- _Stored data_:
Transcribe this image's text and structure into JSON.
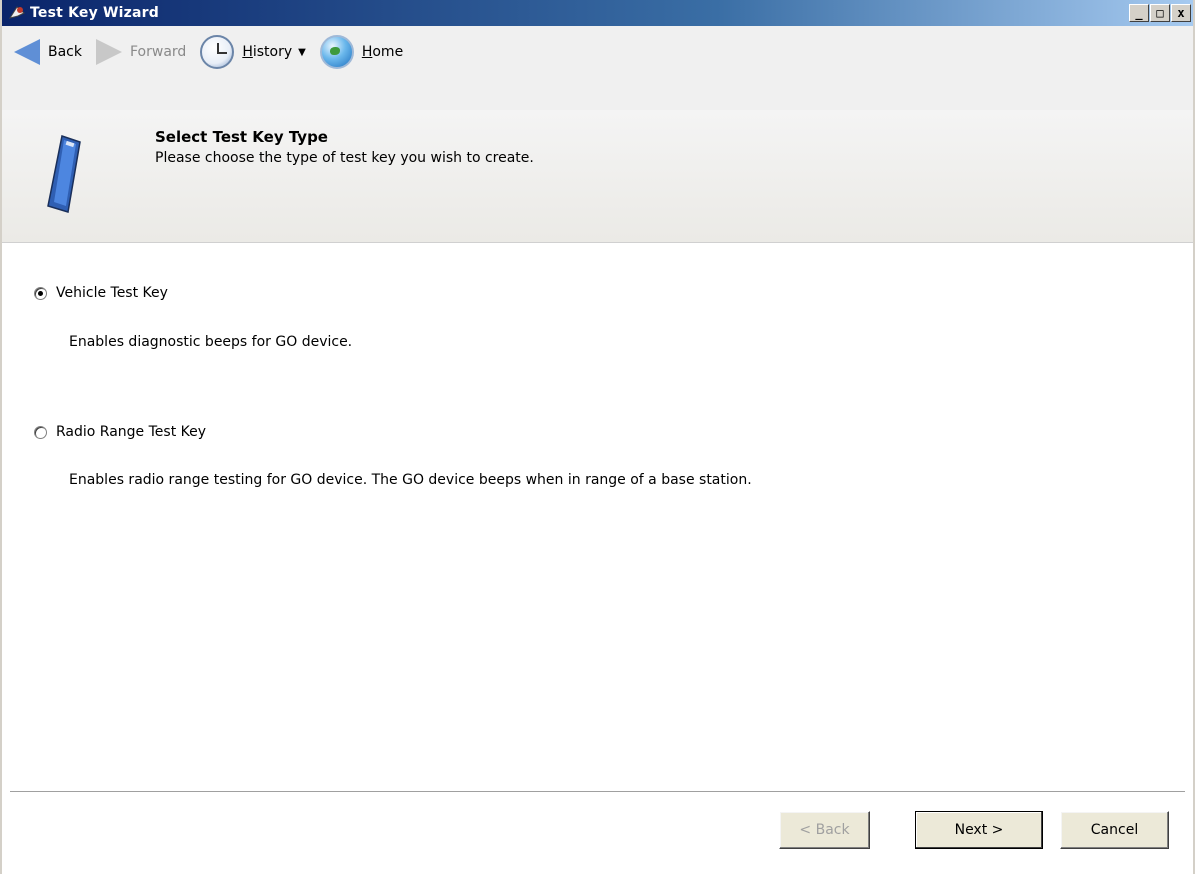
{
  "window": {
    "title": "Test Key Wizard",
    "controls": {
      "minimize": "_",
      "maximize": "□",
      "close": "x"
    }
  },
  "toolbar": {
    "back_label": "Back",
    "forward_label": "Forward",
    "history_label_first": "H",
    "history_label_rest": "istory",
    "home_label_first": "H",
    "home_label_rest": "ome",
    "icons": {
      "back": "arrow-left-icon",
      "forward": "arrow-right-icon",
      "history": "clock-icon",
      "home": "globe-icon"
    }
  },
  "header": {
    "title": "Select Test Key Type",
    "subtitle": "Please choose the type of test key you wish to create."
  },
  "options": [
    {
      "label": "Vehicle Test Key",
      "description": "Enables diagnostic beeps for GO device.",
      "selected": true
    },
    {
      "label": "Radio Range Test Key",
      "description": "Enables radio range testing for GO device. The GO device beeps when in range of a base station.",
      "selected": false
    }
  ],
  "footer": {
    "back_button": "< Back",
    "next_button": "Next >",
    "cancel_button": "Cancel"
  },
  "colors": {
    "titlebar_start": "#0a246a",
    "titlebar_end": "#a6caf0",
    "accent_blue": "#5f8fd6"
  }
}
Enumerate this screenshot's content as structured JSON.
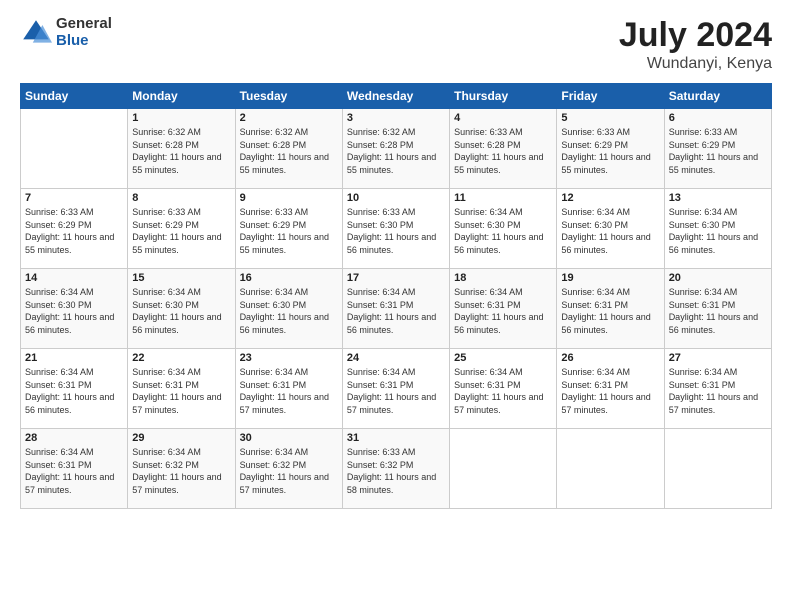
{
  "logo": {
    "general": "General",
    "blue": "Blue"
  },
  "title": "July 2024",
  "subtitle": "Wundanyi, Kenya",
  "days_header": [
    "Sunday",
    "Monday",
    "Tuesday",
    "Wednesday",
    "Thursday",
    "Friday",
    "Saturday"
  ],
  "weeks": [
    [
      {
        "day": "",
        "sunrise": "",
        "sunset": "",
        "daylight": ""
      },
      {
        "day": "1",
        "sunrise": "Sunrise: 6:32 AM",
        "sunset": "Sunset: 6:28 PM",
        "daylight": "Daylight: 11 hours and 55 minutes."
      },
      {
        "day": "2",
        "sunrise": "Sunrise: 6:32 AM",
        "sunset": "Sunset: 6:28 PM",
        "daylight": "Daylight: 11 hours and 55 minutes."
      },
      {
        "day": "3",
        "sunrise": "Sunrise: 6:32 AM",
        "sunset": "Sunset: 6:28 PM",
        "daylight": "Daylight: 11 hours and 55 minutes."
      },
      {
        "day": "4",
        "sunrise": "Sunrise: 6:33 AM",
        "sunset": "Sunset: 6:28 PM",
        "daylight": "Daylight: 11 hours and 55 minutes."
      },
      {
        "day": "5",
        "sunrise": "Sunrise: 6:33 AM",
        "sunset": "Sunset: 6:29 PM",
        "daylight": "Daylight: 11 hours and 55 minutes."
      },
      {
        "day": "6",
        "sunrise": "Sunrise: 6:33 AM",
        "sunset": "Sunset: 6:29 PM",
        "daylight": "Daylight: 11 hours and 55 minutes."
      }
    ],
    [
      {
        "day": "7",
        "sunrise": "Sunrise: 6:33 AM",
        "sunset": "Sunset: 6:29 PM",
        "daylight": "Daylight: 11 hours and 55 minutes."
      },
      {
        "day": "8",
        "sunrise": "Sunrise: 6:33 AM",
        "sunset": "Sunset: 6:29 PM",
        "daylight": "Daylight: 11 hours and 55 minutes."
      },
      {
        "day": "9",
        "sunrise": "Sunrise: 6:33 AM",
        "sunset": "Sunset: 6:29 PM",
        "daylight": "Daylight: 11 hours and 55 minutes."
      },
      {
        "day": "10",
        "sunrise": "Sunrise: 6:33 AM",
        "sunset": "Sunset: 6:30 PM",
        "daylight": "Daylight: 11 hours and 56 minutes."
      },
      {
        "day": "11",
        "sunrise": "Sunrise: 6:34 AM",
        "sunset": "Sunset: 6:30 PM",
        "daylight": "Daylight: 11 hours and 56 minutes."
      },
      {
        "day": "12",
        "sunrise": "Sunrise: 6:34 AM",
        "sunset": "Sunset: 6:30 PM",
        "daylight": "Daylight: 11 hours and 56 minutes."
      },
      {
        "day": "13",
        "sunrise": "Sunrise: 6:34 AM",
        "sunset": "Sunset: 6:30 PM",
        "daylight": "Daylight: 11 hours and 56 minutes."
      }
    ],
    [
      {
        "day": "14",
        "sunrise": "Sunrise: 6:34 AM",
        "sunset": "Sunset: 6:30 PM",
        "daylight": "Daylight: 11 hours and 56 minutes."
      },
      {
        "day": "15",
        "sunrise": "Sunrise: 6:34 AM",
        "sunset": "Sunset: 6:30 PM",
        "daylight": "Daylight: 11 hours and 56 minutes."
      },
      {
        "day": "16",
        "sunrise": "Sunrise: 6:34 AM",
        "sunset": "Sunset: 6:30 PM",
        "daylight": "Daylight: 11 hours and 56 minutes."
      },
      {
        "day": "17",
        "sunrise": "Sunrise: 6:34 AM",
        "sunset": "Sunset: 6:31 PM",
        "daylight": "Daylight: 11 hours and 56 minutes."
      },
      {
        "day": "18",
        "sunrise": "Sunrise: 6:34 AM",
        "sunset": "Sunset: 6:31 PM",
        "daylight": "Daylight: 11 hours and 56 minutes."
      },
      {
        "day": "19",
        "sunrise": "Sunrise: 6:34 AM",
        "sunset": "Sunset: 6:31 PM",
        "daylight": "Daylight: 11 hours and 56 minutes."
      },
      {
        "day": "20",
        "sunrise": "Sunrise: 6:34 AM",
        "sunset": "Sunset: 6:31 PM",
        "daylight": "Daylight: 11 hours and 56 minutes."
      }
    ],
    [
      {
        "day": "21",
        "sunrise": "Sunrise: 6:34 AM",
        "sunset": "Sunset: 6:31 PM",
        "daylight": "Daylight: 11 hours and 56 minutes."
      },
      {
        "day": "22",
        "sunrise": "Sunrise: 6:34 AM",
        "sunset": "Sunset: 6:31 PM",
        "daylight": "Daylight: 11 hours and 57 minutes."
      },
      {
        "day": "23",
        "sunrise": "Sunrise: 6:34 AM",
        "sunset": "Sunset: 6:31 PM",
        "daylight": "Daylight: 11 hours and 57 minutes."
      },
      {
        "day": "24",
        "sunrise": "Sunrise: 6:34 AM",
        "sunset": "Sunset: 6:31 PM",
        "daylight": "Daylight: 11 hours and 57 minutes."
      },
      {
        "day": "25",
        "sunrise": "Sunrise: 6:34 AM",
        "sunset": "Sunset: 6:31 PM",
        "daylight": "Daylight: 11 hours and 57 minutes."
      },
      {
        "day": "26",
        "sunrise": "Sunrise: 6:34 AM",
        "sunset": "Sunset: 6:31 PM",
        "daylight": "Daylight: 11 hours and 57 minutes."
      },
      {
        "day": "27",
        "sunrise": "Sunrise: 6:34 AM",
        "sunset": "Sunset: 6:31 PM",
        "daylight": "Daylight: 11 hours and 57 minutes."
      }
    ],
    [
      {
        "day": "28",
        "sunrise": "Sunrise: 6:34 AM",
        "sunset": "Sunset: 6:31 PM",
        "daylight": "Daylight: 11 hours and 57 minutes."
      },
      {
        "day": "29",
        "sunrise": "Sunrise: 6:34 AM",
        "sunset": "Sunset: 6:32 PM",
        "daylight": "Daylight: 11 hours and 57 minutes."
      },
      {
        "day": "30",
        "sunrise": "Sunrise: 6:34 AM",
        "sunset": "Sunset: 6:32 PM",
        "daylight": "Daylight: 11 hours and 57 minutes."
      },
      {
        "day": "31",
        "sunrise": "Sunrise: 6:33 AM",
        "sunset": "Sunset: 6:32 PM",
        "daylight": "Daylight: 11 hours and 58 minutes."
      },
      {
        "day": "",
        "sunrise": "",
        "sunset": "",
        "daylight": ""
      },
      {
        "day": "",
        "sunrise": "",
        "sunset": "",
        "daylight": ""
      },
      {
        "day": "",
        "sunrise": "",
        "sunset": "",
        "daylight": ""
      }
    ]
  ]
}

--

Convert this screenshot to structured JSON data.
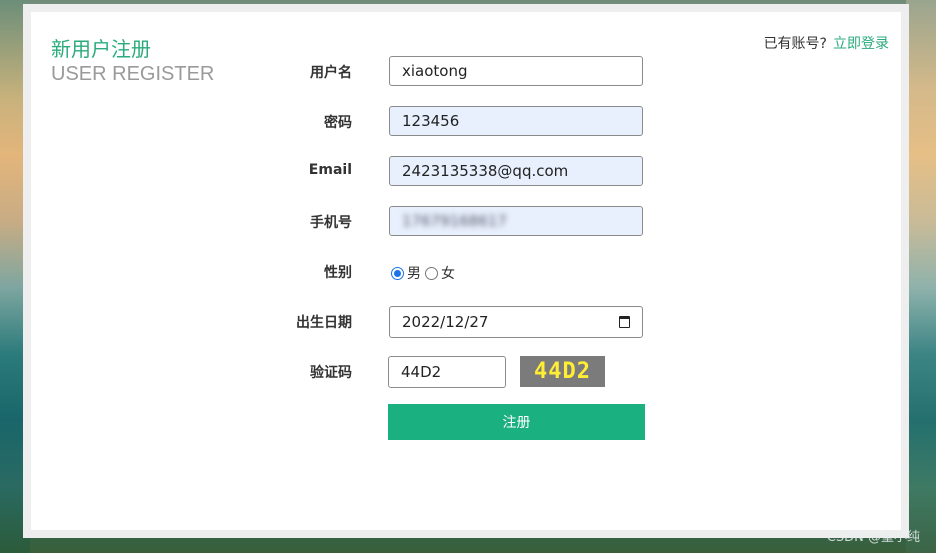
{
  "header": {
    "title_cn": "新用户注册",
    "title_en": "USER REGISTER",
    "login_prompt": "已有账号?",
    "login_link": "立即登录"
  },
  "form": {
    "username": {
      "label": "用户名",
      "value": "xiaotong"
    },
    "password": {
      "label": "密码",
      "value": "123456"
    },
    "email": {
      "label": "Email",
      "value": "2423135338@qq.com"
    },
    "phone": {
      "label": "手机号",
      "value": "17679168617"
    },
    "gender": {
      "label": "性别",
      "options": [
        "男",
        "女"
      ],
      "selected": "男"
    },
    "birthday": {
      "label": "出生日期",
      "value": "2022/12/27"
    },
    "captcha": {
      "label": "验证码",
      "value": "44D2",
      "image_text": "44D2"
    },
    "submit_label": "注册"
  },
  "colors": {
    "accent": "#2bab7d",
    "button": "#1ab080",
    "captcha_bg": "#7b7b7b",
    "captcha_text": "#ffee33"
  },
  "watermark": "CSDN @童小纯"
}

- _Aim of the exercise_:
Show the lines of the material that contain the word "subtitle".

- _Task solution_:
    "subtitle": "Please choose the type of test key you wish to create."
  "subtitle": "Wundanyi, Kenya",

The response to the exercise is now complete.